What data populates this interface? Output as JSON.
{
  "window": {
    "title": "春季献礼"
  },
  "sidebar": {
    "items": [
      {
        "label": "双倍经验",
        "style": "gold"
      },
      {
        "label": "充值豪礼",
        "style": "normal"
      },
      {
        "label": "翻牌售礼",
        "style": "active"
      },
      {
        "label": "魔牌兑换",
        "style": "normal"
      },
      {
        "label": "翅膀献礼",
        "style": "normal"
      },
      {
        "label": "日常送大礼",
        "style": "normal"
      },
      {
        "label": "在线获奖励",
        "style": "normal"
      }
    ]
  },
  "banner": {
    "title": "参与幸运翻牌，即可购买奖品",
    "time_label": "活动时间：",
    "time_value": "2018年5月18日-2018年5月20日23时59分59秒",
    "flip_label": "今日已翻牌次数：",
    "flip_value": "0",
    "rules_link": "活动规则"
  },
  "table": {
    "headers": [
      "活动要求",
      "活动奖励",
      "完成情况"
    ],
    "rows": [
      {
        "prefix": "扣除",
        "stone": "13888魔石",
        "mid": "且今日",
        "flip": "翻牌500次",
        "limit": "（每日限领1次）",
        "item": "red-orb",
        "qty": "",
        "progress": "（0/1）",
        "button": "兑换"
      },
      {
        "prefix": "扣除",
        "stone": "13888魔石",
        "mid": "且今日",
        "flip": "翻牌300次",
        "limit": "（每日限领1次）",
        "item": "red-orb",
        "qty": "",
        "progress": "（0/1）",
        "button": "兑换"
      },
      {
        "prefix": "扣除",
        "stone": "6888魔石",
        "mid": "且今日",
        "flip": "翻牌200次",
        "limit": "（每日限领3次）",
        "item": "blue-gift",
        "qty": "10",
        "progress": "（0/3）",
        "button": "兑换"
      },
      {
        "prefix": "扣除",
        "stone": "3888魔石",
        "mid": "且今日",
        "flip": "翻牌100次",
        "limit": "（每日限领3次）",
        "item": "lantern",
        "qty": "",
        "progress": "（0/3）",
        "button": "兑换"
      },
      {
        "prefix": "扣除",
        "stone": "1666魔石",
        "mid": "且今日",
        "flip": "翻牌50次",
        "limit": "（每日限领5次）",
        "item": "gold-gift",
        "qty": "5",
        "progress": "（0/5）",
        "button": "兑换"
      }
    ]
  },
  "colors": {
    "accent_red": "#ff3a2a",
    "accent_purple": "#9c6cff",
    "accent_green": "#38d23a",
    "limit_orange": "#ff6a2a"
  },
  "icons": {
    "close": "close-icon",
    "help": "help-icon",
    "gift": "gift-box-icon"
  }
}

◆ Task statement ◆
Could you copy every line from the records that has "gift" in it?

◆ Response to the exercise ◆
        "item": "blue-gift",
        "item": "gold-gift",
    "gift": "gift-box-icon"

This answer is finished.